Dataset records

- - - - -

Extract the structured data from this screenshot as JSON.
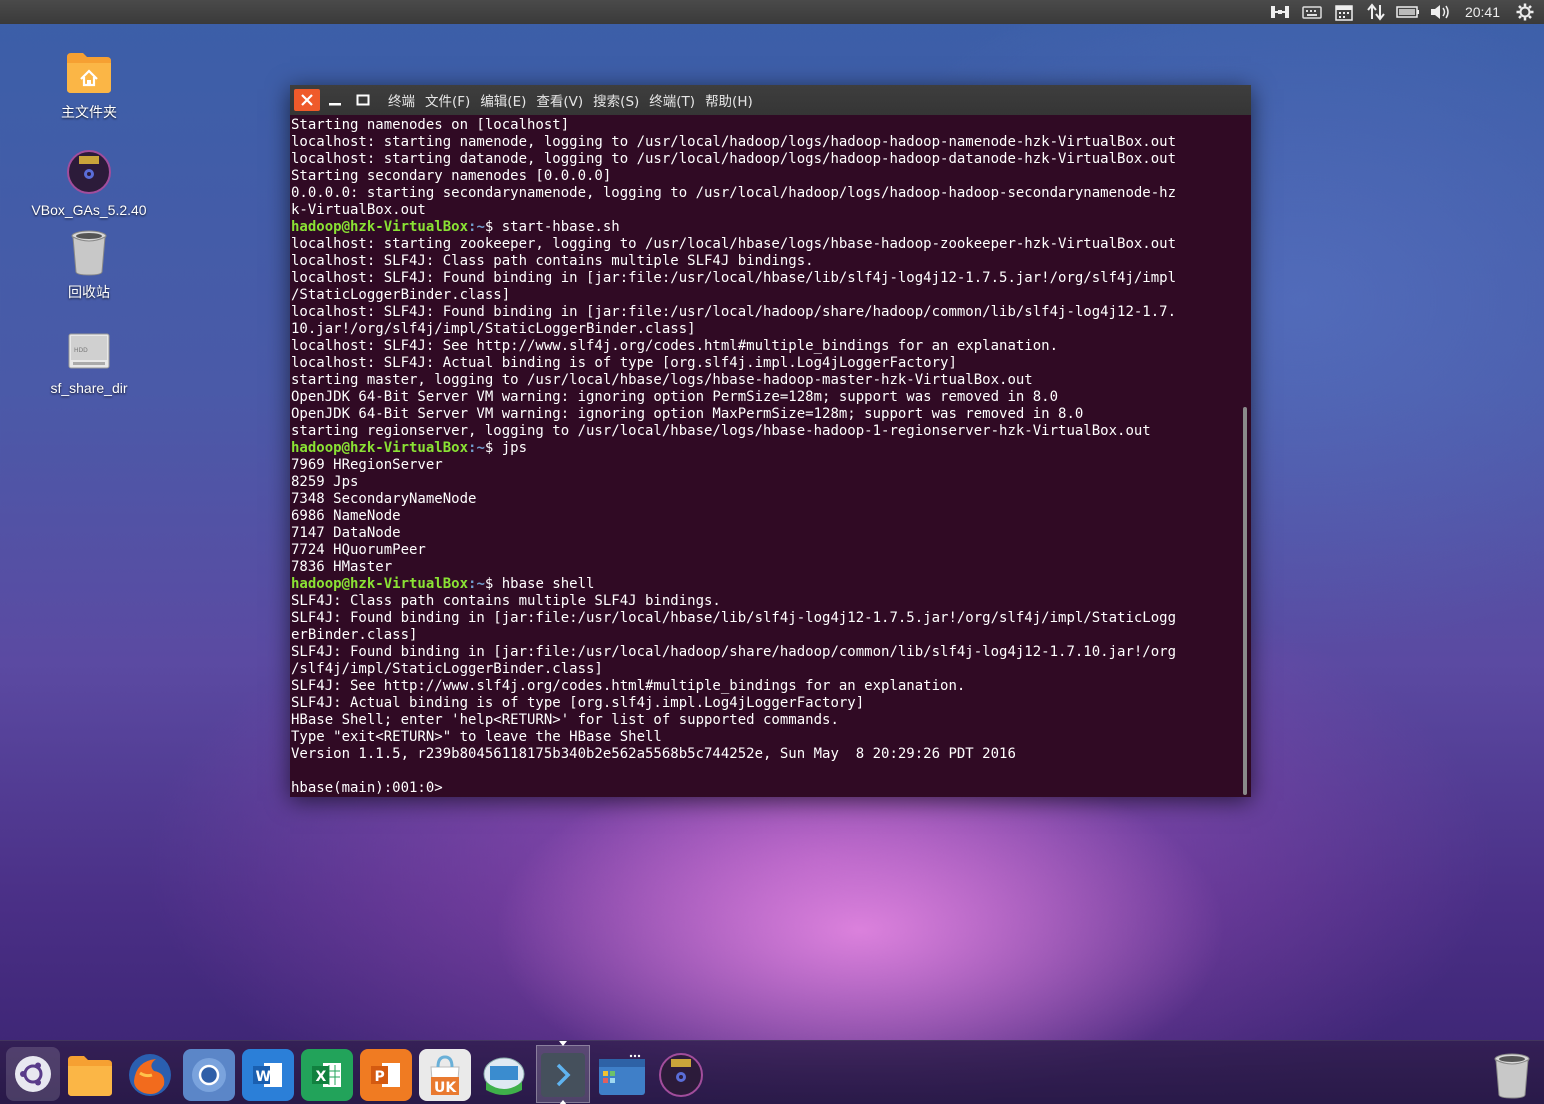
{
  "top_panel": {
    "clock": "20:41",
    "icons": [
      "network-icon",
      "keyboard-icon",
      "calendar-icon",
      "transfer-icon",
      "battery-icon",
      "volume-icon",
      "power-gear-icon"
    ]
  },
  "desktop": {
    "items": [
      {
        "label": "主文件夹",
        "icon": "home-folder-icon"
      },
      {
        "label": "VBox_GAs_5.2.40",
        "icon": "disc-icon"
      },
      {
        "label": "回收站",
        "icon": "trash-icon"
      },
      {
        "label": "sf_share_dir",
        "icon": "drive-icon"
      }
    ]
  },
  "terminal": {
    "menu": [
      "终端",
      "文件(F)",
      "编辑(E)",
      "查看(V)",
      "搜索(S)",
      "终端(T)",
      "帮助(H)"
    ],
    "prompt_user": "hadoop@hzk-VirtualBox",
    "prompt_path": ":~",
    "lines": [
      {
        "text": "Starting namenodes on [localhost]"
      },
      {
        "text": "localhost: starting namenode, logging to /usr/local/hadoop/logs/hadoop-hadoop-namenode-hzk-VirtualBox.out"
      },
      {
        "text": "localhost: starting datanode, logging to /usr/local/hadoop/logs/hadoop-hadoop-datanode-hzk-VirtualBox.out"
      },
      {
        "text": "Starting secondary namenodes [0.0.0.0]"
      },
      {
        "text": "0.0.0.0: starting secondarynamenode, logging to /usr/local/hadoop/logs/hadoop-hadoop-secondarynamenode-hz"
      },
      {
        "text": "k-VirtualBox.out"
      },
      {
        "prompt": true,
        "cmd": "$ start-hbase.sh"
      },
      {
        "text": "localhost: starting zookeeper, logging to /usr/local/hbase/logs/hbase-hadoop-zookeeper-hzk-VirtualBox.out"
      },
      {
        "text": "localhost: SLF4J: Class path contains multiple SLF4J bindings."
      },
      {
        "text": "localhost: SLF4J: Found binding in [jar:file:/usr/local/hbase/lib/slf4j-log4j12-1.7.5.jar!/org/slf4j/impl"
      },
      {
        "text": "/StaticLoggerBinder.class]"
      },
      {
        "text": "localhost: SLF4J: Found binding in [jar:file:/usr/local/hadoop/share/hadoop/common/lib/slf4j-log4j12-1.7."
      },
      {
        "text": "10.jar!/org/slf4j/impl/StaticLoggerBinder.class]"
      },
      {
        "text": "localhost: SLF4J: See http://www.slf4j.org/codes.html#multiple_bindings for an explanation."
      },
      {
        "text": "localhost: SLF4J: Actual binding is of type [org.slf4j.impl.Log4jLoggerFactory]"
      },
      {
        "text": "starting master, logging to /usr/local/hbase/logs/hbase-hadoop-master-hzk-VirtualBox.out"
      },
      {
        "text": "OpenJDK 64-Bit Server VM warning: ignoring option PermSize=128m; support was removed in 8.0"
      },
      {
        "text": "OpenJDK 64-Bit Server VM warning: ignoring option MaxPermSize=128m; support was removed in 8.0"
      },
      {
        "text": "starting regionserver, logging to /usr/local/hbase/logs/hbase-hadoop-1-regionserver-hzk-VirtualBox.out"
      },
      {
        "prompt": true,
        "cmd": "$ jps"
      },
      {
        "text": "7969 HRegionServer"
      },
      {
        "text": "8259 Jps"
      },
      {
        "text": "7348 SecondaryNameNode"
      },
      {
        "text": "6986 NameNode"
      },
      {
        "text": "7147 DataNode"
      },
      {
        "text": "7724 HQuorumPeer"
      },
      {
        "text": "7836 HMaster"
      },
      {
        "prompt": true,
        "cmd": "$ hbase shell"
      },
      {
        "text": "SLF4J: Class path contains multiple SLF4J bindings."
      },
      {
        "text": "SLF4J: Found binding in [jar:file:/usr/local/hbase/lib/slf4j-log4j12-1.7.5.jar!/org/slf4j/impl/StaticLogg"
      },
      {
        "text": "erBinder.class]"
      },
      {
        "text": "SLF4J: Found binding in [jar:file:/usr/local/hadoop/share/hadoop/common/lib/slf4j-log4j12-1.7.10.jar!/org"
      },
      {
        "text": "/slf4j/impl/StaticLoggerBinder.class]"
      },
      {
        "text": "SLF4J: See http://www.slf4j.org/codes.html#multiple_bindings for an explanation."
      },
      {
        "text": "SLF4J: Actual binding is of type [org.slf4j.impl.Log4jLoggerFactory]"
      },
      {
        "text": "HBase Shell; enter 'help<RETURN>' for list of supported commands."
      },
      {
        "text": "Type \"exit<RETURN>\" to leave the HBase Shell"
      },
      {
        "text": "Version 1.1.5, r239b80456118175b340b2e562a5568b5c744252e, Sun May  8 20:29:26 PDT 2016"
      },
      {
        "text": ""
      },
      {
        "text": "hbase(main):001:0> "
      }
    ]
  },
  "dock": {
    "items": [
      {
        "name": "ubuntu-logo-icon"
      },
      {
        "name": "files-icon"
      },
      {
        "name": "firefox-icon"
      },
      {
        "name": "chromium-icon"
      },
      {
        "name": "wps-writer-icon",
        "letter": "W"
      },
      {
        "name": "wps-spreadsheet-icon",
        "letter": "X"
      },
      {
        "name": "wps-presentation-icon",
        "letter": "P"
      },
      {
        "name": "ubuntu-kylin-software-icon",
        "letter": "UK"
      },
      {
        "name": "remote-desktop-icon"
      },
      {
        "name": "terminal-icon",
        "active": true
      },
      {
        "name": "workspace-switcher-icon"
      },
      {
        "name": "disc-drive-icon"
      },
      {
        "name": "trash-icon"
      }
    ]
  },
  "colors": {
    "terminal_bg": "#300a24",
    "prompt_user": "#8ae234",
    "prompt_path": "#729fcf",
    "close_button": "#ef5a2a"
  }
}
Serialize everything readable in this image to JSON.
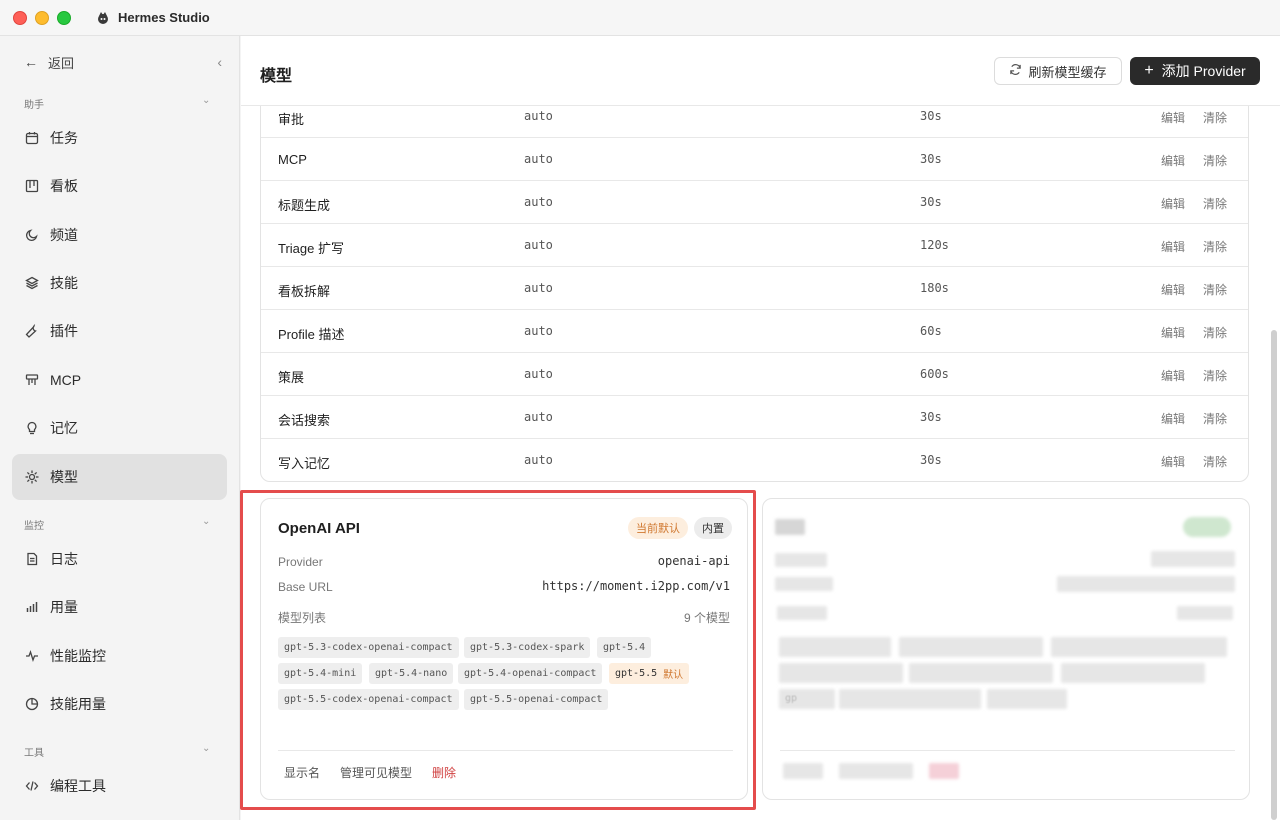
{
  "window": {
    "title": "Hermes Studio"
  },
  "sidebar": {
    "back_label": "返回",
    "sections": [
      {
        "label": "助手"
      },
      {
        "label": "监控"
      },
      {
        "label": "工具"
      }
    ],
    "items": [
      {
        "label": "任务",
        "icon": "calendar-icon"
      },
      {
        "label": "看板",
        "icon": "kanban-icon"
      },
      {
        "label": "频道",
        "icon": "moon-icon"
      },
      {
        "label": "技能",
        "icon": "layers-icon"
      },
      {
        "label": "插件",
        "icon": "wrench-icon"
      },
      {
        "label": "MCP",
        "icon": "plug-icon"
      },
      {
        "label": "记忆",
        "icon": "lightbulb-icon"
      },
      {
        "label": "模型",
        "icon": "sparkle-icon",
        "active": true
      },
      {
        "label": "日志",
        "icon": "document-icon"
      },
      {
        "label": "用量",
        "icon": "bar-chart-icon"
      },
      {
        "label": "性能监控",
        "icon": "activity-icon"
      },
      {
        "label": "技能用量",
        "icon": "pie-chart-icon"
      },
      {
        "label": "编程工具",
        "icon": "code-icon"
      }
    ]
  },
  "header": {
    "title": "模型",
    "refresh_label": "刷新模型缓存",
    "add_label": "添加 Provider"
  },
  "tasks_table": {
    "edit_label": "编辑",
    "clear_label": "清除",
    "rows": [
      {
        "name": "审批",
        "model": "auto",
        "timeout": "30s"
      },
      {
        "name": "MCP",
        "model": "auto",
        "timeout": "30s"
      },
      {
        "name": "标题生成",
        "model": "auto",
        "timeout": "30s"
      },
      {
        "name": "Triage 扩写",
        "model": "auto",
        "timeout": "120s"
      },
      {
        "name": "看板拆解",
        "model": "auto",
        "timeout": "180s"
      },
      {
        "name": "Profile 描述",
        "model": "auto",
        "timeout": "60s"
      },
      {
        "name": "策展",
        "model": "auto",
        "timeout": "600s"
      },
      {
        "name": "会话搜索",
        "model": "auto",
        "timeout": "30s"
      },
      {
        "name": "写入记忆",
        "model": "auto",
        "timeout": "30s"
      }
    ]
  },
  "provider_card": {
    "name": "OpenAI API",
    "badge_default": "当前默认",
    "badge_builtin": "内置",
    "provider_label": "Provider",
    "provider_value": "openai-api",
    "base_url_label": "Base URL",
    "base_url_value": "https://moment.i2pp.com/v1",
    "models_label": "模型列表",
    "models_count": "9 个模型",
    "default_tag": "默认",
    "models": [
      "gpt-5.3-codex-openai-compact",
      "gpt-5.3-codex-spark",
      "gpt-5.4",
      "gpt-5.4-mini",
      "gpt-5.4-nano",
      "gpt-5.4-openai-compact",
      "gpt-5.5",
      "gpt-5.5-codex-openai-compact",
      "gpt-5.5-openai-compact"
    ],
    "default_model": "gpt-5.5",
    "actions": {
      "display_name": "显示名",
      "manage_models": "管理可见模型",
      "delete": "删除"
    }
  },
  "blurred_card": {
    "partial_text": "gp"
  },
  "colors": {
    "accent_dark": "#2a2a2a",
    "highlight_border": "#e44c4c",
    "default_badge_bg": "#fdeede",
    "default_badge_text": "#d07830",
    "danger": "#d04040"
  }
}
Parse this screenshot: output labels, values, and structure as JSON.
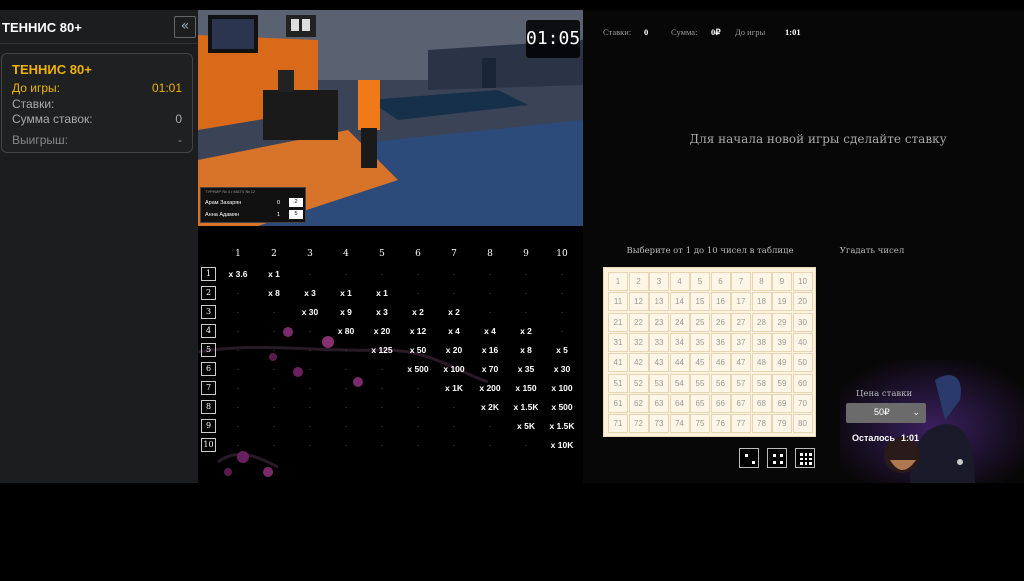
{
  "sidebar": {
    "title": "ТЕННИС 80+",
    "collapse_icon": "«",
    "card": {
      "title": "ТЕННИС 80+",
      "time_label": "До игры:",
      "time_value": "01:01",
      "bets_label": "Ставки:",
      "sum_label": "Сумма ставок:",
      "sum_value": "0",
      "win_label": "Выигрыш:",
      "win_value": "-"
    }
  },
  "video": {
    "timer": "01:05",
    "scoreboard": {
      "header": "ТУРНИР № 4 • МАТЧ № 12",
      "players": [
        {
          "name": "Арам Захарян",
          "games": "0",
          "points": "2"
        },
        {
          "name": "Анна Адамян",
          "games": "1",
          "points": "5"
        }
      ]
    }
  },
  "stats": {
    "bets_label": "Ставки:",
    "bets_value": "0",
    "sum_label": "Сумма:",
    "sum_value": "0₽",
    "time_label": "До игры",
    "time_value": "1:01"
  },
  "message": "Для начала новой игры сделайте ставку",
  "pick_label": "Выберите от 1 до 10 чисел в таблице",
  "guess_label": "Угадать чисел",
  "multiplier_table": {
    "columns": [
      "1",
      "2",
      "3",
      "4",
      "5",
      "6",
      "7",
      "8",
      "9",
      "10"
    ],
    "rows": [
      [
        "x 3.6",
        "x 1",
        "",
        "",
        "",
        "",
        "",
        "",
        "",
        ""
      ],
      [
        "",
        "x 8",
        "x 3",
        "x 1",
        "x 1",
        "",
        "",
        "",
        "",
        ""
      ],
      [
        "",
        "",
        "x 30",
        "x 9",
        "x 3",
        "x 2",
        "x 2",
        "",
        "",
        ""
      ],
      [
        "",
        "",
        "",
        "x 80",
        "x 20",
        "x 12",
        "x 4",
        "x 4",
        "x 2",
        ""
      ],
      [
        "",
        "",
        "",
        "",
        "x 125",
        "x 50",
        "x 20",
        "x 16",
        "x 8",
        "x 5"
      ],
      [
        "",
        "",
        "",
        "",
        "",
        "x 500",
        "x 100",
        "x 70",
        "x 35",
        "x 30"
      ],
      [
        "",
        "",
        "",
        "",
        "",
        "",
        "x 1K",
        "x 200",
        "x 150",
        "x 100"
      ],
      [
        "",
        "",
        "",
        "",
        "",
        "",
        "",
        "x 2K",
        "x 1.5K",
        "x 500"
      ],
      [
        "",
        "",
        "",
        "",
        "",
        "",
        "",
        "",
        "x 5K",
        "x 1.5K"
      ],
      [
        "",
        "",
        "",
        "",
        "",
        "",
        "",
        "",
        "",
        "x 10K"
      ]
    ]
  },
  "number_grid": [
    "1",
    "2",
    "3",
    "4",
    "5",
    "6",
    "7",
    "8",
    "9",
    "10",
    "11",
    "12",
    "13",
    "14",
    "15",
    "16",
    "17",
    "18",
    "19",
    "20",
    "21",
    "22",
    "23",
    "24",
    "25",
    "26",
    "27",
    "28",
    "29",
    "30",
    "31",
    "32",
    "33",
    "34",
    "35",
    "36",
    "37",
    "38",
    "39",
    "40",
    "41",
    "42",
    "43",
    "44",
    "45",
    "46",
    "47",
    "48",
    "49",
    "50",
    "51",
    "52",
    "53",
    "54",
    "55",
    "56",
    "57",
    "58",
    "59",
    "60",
    "61",
    "62",
    "63",
    "64",
    "65",
    "66",
    "67",
    "68",
    "69",
    "70",
    "71",
    "72",
    "73",
    "74",
    "75",
    "76",
    "77",
    "78",
    "79",
    "80"
  ],
  "quick_pick_icons": [
    "dice-two-icon",
    "dice-four-icon",
    "grid-nine-icon"
  ],
  "bet": {
    "price_label": "Цена ставки",
    "price_value": "50₽",
    "chevron": "⌄",
    "remain_label": "Осталось",
    "remain_value": "1:01"
  }
}
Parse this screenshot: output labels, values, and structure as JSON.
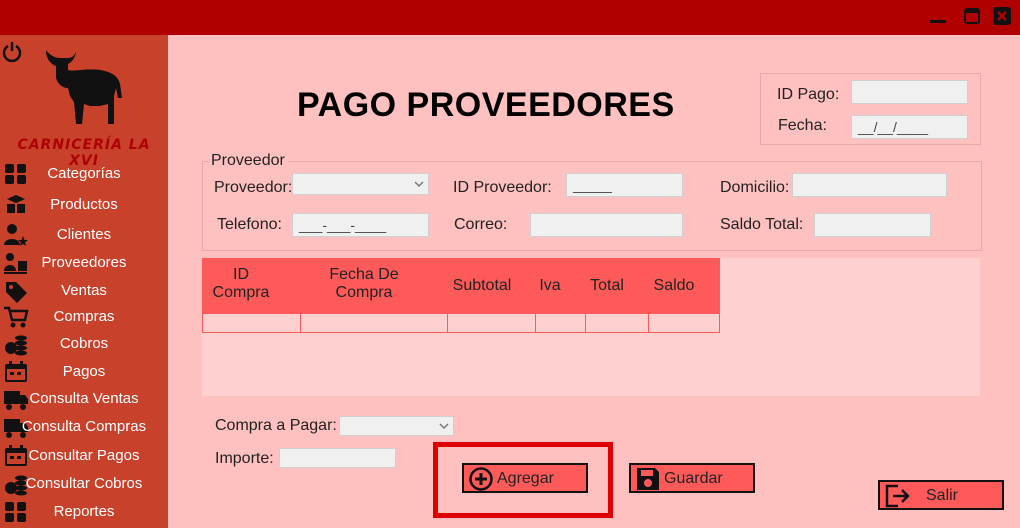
{
  "window": {
    "title_bar_color": "#b00000"
  },
  "sidebar": {
    "brand": "CARNICERÍA LA XVI",
    "items": [
      {
        "label": "Categorías",
        "icon": "grid-icon"
      },
      {
        "label": "Productos",
        "icon": "boxes-icon"
      },
      {
        "label": "Clientes",
        "icon": "user-star-icon"
      },
      {
        "label": "Proveedores",
        "icon": "supplier-icon"
      },
      {
        "label": "Ventas",
        "icon": "tag-icon"
      },
      {
        "label": "Compras",
        "icon": "cart-icon"
      },
      {
        "label": "Cobros",
        "icon": "coins-icon"
      },
      {
        "label": "Pagos",
        "icon": "calendar-money-icon"
      },
      {
        "label": "Consulta Ventas",
        "icon": "truck-icon"
      },
      {
        "label": "Consulta Compras",
        "icon": "truck-icon"
      },
      {
        "label": "Consultar Pagos",
        "icon": "calendar-money-icon"
      },
      {
        "label": "Consultar Cobros",
        "icon": "coins-icon"
      },
      {
        "label": "Reportes",
        "icon": "grid-icon"
      }
    ]
  },
  "page": {
    "title": "PAGO PROVEEDORES"
  },
  "header_box": {
    "id_pago_label": "ID Pago:",
    "id_pago_value": "",
    "fecha_label": "Fecha:",
    "fecha_value": "__/__/____"
  },
  "proveedor_group": {
    "legend": "Proveedor",
    "proveedor_label": "Proveedor:",
    "proveedor_value": "",
    "id_proveedor_label": "ID Proveedor:",
    "id_proveedor_value": "_____",
    "domicilio_label": "Domicilio:",
    "domicilio_value": "",
    "telefono_label": "Telefono:",
    "telefono_value": "___-___-____",
    "correo_label": "Correo:",
    "correo_value": "",
    "saldo_total_label": "Saldo Total:",
    "saldo_total_value": ""
  },
  "table": {
    "columns": [
      "ID\nCompra",
      "Fecha De\nCompra",
      "Subtotal",
      "Iva",
      "Total",
      "Saldo"
    ],
    "rows": [
      [
        "",
        "",
        "",
        "",
        "",
        ""
      ]
    ]
  },
  "payment": {
    "compra_label": "Compra a Pagar:",
    "compra_value": "",
    "importe_label": "Importe:",
    "importe_value": ""
  },
  "buttons": {
    "agregar": "Agregar",
    "guardar": "Guardar",
    "salir": "Salir"
  },
  "colors": {
    "sidebar": "#c8412a",
    "background": "#ffc0c0",
    "accent": "#ff5a5a",
    "highlight": "#e00000"
  }
}
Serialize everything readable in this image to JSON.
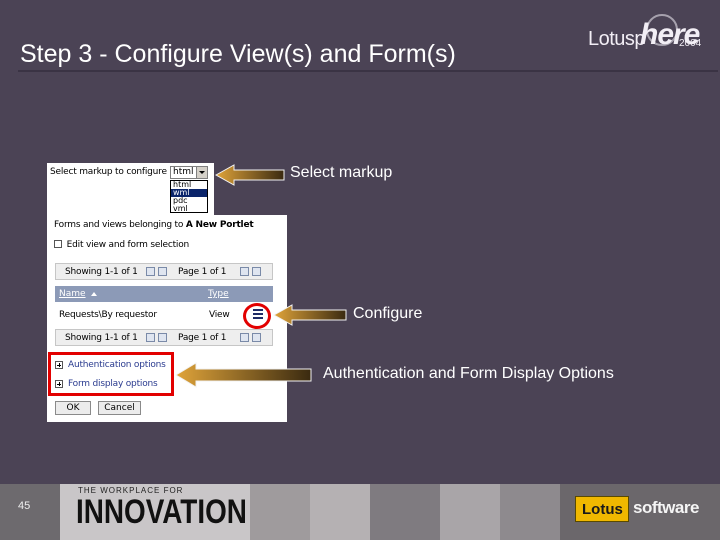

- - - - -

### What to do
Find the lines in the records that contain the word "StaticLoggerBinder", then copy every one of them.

### Reply to the task
        "text": "/StaticLoggerBinder.class]"
        "text": "10.jar!/org/slf4j/impl/StaticLoggerBinder.class]"
        "text": "/slf4j/impl/StaticLoggerBinder.class]"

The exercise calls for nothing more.